AEs of interest were reported for 38.9% (n=44) of patients; 13.3% (n=15) were serious and 26.6% (n=30) were treatment-related (TRAE). The most common AEs were thrombocytopenia (21.2%; n=24), pyrexia (4.4%; n=5), and hepatic cytolysis (3.5%; n=4). AEs of special interest included persistent thrombocytopenia (15.9%; n=18), severe hemorrhage (5.3%; n=6), and veno-occlusive disease/sinusoidal obstruction syndrome (0.9%; n=1). Overall, 46.9% (n=53) patients died, with relapse or progressive disease accounting for 41.5% of deaths (n=22/53). Two (1.8%) patients died from TRAEs (laryngeal edema/pulmonary alveolar hemorrhage and hepatic cytolysis).

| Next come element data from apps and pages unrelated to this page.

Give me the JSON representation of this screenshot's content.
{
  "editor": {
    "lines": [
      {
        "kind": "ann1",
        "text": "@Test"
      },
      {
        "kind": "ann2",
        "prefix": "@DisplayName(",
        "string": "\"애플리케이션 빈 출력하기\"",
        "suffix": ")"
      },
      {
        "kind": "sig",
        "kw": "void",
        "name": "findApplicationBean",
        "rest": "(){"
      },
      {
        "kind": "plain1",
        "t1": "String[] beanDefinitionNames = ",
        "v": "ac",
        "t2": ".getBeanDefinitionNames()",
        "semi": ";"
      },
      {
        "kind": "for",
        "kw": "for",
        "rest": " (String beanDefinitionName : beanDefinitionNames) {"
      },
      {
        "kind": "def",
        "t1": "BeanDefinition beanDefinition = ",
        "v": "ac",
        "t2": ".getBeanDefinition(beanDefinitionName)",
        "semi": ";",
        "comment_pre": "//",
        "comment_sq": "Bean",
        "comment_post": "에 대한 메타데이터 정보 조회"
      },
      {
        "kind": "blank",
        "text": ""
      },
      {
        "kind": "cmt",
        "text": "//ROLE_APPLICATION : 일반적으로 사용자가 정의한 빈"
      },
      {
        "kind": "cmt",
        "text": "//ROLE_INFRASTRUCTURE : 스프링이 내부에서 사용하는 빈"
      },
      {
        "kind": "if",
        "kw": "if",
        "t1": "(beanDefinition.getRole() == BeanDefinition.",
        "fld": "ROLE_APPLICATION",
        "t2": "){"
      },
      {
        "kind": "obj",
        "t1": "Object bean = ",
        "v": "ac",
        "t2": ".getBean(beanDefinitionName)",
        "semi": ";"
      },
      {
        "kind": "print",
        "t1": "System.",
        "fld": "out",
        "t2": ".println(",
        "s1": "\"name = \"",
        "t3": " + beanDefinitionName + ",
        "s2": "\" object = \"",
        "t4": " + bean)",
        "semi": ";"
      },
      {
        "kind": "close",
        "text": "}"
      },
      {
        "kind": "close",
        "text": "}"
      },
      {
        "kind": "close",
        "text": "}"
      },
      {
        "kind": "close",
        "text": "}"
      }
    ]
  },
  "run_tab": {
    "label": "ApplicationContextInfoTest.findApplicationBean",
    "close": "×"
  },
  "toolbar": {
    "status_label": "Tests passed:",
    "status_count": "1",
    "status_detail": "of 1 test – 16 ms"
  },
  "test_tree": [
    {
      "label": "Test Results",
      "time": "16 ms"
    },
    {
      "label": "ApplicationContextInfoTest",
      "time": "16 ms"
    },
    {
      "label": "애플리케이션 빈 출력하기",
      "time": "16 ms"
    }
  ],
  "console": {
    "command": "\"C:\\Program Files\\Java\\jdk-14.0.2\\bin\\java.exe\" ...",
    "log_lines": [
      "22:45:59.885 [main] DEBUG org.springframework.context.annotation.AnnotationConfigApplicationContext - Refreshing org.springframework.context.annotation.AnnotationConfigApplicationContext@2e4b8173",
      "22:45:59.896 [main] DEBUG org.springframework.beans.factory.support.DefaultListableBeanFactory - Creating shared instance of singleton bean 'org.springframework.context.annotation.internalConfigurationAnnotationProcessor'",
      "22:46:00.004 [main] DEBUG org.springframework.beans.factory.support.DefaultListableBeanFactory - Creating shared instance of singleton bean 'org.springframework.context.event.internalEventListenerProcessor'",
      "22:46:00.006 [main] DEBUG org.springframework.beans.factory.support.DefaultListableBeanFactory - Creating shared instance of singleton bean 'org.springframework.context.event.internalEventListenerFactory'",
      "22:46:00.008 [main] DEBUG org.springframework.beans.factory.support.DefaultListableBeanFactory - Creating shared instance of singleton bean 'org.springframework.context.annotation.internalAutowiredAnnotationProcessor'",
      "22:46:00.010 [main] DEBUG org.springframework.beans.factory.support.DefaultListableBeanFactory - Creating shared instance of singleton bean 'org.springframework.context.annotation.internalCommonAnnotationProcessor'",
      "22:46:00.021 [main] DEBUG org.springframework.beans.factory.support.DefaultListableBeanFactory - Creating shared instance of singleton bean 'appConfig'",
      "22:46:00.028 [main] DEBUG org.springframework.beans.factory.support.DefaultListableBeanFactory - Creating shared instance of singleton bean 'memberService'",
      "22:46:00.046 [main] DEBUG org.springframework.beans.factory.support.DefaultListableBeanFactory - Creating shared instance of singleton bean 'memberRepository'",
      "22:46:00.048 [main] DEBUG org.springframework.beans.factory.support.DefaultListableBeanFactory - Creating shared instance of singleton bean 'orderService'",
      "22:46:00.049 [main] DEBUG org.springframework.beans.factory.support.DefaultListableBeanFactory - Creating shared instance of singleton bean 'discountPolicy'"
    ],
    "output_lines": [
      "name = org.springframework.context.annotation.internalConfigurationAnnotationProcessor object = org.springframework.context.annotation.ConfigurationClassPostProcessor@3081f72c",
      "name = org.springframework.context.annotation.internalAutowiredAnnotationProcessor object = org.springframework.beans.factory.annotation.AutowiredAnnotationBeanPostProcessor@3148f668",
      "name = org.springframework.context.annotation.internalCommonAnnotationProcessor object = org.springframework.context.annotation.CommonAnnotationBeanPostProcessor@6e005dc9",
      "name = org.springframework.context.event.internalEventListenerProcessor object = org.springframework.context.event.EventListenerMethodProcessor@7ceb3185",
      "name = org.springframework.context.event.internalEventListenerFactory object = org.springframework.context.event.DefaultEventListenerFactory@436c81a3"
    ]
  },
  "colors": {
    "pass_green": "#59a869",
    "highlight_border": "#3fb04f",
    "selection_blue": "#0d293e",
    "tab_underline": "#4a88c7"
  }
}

Conclusions: GO was predominantly administered according to its indication. Response rates were similar to those reported in the pivotal ALFA-0701 study. Median OS was longer in this study than in ALFA-0701 (49.8 vs 27.5 months), although median RFS and EFS were reduced. No new safety signals were reported. Overall, GO appears safe and effective in real-world practice when added to induction therapy for treating patients with de novo CD33-positive AML.

Disclosures: Lambert: AbbVie: Honoraria; Bristol Meyers Squibb: Honoraria; Gilead: Honoraria; Jazz Pharmaceuticals: Honoraria; Pfizer, Inc.: Honoraria. Raffoux: Celgene: Honoraria; AbbVie: Honoraria; Daiichi-Sankyo: Honoraria; Astellas: Honoraria; Pfizer, Inc.: Honoraria. Heiblig: Jazz Pharmaceuticals: Honoraria; AbbVie: Honoraria; Pfizer Inc.: Honoraria; Astellas: Honoraria; Servier: Honoraria. Gogat-Marchant: Pfizer Inc: Current Employment, Current equity holder in private company. Pautas: Bristol Meyers Squibb: Honoraria; AbbVie: Honoraria.

*signifies non-member of ASH